*To do*:
Below are the entries; count the lines in them that contain the word "JSON" and give only the number.

*Supplied entries*:
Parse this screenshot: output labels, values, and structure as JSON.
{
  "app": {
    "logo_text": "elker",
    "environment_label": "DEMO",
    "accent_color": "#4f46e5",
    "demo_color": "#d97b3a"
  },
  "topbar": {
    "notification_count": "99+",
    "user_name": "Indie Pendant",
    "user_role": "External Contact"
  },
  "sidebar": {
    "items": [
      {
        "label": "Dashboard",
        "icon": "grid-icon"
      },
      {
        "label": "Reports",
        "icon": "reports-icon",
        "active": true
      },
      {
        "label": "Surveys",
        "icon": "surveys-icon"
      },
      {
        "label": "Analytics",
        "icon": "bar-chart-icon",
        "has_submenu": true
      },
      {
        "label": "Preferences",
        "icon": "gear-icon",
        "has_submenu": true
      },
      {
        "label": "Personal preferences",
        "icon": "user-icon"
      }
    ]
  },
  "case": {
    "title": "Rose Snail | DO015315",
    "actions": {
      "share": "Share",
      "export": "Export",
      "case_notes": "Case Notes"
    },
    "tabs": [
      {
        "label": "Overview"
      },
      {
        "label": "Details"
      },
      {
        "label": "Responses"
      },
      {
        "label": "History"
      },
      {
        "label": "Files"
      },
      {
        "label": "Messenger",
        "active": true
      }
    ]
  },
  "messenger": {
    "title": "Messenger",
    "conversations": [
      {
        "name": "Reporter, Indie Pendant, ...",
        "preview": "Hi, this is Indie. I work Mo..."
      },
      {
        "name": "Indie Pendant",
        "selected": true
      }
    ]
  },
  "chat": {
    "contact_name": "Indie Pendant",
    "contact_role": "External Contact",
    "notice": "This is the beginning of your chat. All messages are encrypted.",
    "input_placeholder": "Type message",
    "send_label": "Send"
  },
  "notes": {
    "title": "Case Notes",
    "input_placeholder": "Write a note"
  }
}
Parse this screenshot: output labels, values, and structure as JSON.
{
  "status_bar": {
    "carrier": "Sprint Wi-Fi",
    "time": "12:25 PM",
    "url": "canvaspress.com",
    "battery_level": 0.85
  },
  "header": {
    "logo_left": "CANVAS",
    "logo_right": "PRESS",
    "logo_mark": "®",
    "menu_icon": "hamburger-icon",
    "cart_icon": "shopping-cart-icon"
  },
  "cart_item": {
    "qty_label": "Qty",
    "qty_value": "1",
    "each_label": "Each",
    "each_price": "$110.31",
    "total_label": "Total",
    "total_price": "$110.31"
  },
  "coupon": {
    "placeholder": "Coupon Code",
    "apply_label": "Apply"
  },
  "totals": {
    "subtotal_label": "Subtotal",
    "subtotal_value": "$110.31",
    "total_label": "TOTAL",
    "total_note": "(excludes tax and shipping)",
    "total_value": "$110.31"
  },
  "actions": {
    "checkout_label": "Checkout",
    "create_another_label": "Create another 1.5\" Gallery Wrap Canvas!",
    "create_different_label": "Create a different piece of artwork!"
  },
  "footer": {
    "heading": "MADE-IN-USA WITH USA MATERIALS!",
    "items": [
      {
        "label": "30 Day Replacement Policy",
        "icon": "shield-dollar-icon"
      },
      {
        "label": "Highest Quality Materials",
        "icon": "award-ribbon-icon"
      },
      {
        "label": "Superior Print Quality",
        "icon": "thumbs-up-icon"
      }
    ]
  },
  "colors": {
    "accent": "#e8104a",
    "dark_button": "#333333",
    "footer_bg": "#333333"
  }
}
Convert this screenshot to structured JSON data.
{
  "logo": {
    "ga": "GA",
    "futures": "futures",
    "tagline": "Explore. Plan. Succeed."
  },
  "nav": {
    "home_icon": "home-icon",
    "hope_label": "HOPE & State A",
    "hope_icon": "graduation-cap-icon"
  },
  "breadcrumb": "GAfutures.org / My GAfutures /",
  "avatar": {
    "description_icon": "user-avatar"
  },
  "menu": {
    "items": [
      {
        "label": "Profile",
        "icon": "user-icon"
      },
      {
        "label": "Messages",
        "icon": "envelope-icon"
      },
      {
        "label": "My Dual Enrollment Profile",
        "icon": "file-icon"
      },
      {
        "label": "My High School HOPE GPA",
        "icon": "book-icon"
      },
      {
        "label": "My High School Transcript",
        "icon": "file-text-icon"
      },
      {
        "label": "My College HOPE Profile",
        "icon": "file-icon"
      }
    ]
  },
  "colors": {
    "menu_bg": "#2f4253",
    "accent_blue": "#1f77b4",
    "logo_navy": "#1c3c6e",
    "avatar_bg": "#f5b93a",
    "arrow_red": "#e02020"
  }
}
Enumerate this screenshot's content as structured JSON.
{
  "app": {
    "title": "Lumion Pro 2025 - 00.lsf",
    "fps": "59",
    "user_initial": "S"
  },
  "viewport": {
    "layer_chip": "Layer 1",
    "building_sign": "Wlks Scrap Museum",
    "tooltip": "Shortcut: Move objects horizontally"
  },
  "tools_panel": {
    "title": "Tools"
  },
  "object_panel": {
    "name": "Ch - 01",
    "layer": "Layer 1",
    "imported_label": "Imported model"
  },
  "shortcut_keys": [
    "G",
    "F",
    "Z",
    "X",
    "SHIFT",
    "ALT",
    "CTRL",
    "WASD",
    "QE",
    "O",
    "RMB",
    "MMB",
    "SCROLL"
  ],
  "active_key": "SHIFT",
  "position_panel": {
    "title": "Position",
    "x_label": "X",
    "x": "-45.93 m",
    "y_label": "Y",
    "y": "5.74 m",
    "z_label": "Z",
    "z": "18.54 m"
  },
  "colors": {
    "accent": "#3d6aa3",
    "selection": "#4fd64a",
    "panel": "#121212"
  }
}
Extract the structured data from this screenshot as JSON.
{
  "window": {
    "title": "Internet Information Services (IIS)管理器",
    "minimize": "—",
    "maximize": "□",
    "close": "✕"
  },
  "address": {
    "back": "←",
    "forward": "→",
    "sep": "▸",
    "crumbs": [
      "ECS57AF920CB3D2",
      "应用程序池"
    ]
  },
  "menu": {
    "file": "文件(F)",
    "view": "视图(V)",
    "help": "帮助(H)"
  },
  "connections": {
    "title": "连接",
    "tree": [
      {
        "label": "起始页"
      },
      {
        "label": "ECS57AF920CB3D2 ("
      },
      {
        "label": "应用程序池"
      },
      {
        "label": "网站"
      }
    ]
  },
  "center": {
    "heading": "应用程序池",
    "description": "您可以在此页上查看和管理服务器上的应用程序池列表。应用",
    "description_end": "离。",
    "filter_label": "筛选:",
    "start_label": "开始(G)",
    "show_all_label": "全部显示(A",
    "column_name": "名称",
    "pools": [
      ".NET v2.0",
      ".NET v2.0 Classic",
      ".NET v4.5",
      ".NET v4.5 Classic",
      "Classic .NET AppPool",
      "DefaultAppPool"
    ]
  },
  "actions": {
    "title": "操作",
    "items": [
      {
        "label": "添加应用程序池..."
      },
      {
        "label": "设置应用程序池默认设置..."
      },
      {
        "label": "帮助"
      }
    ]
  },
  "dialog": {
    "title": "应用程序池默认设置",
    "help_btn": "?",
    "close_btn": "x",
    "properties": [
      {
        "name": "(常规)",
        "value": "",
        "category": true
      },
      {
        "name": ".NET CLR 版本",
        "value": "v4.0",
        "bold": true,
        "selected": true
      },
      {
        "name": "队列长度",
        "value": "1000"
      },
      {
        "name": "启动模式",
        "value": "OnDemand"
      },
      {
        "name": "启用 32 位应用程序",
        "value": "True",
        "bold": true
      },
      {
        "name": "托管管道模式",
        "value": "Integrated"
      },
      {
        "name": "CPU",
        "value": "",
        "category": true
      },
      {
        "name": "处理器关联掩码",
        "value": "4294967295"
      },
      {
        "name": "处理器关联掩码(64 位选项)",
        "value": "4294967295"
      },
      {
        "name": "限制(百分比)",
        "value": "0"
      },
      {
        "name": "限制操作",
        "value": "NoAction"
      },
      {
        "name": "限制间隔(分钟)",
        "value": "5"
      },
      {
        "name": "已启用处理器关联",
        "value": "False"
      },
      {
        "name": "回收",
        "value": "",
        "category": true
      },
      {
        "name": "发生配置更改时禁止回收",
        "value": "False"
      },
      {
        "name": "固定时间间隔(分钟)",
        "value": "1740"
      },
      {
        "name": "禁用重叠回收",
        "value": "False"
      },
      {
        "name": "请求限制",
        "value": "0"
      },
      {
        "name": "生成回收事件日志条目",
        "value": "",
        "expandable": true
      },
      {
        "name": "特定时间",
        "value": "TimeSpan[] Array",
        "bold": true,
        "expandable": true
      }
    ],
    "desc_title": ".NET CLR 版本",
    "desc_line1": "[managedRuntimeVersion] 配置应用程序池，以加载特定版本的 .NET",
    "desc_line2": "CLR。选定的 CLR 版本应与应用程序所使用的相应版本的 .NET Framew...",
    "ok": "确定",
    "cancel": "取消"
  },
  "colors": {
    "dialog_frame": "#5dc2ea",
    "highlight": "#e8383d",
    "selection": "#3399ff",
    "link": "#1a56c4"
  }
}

*Task result*:
5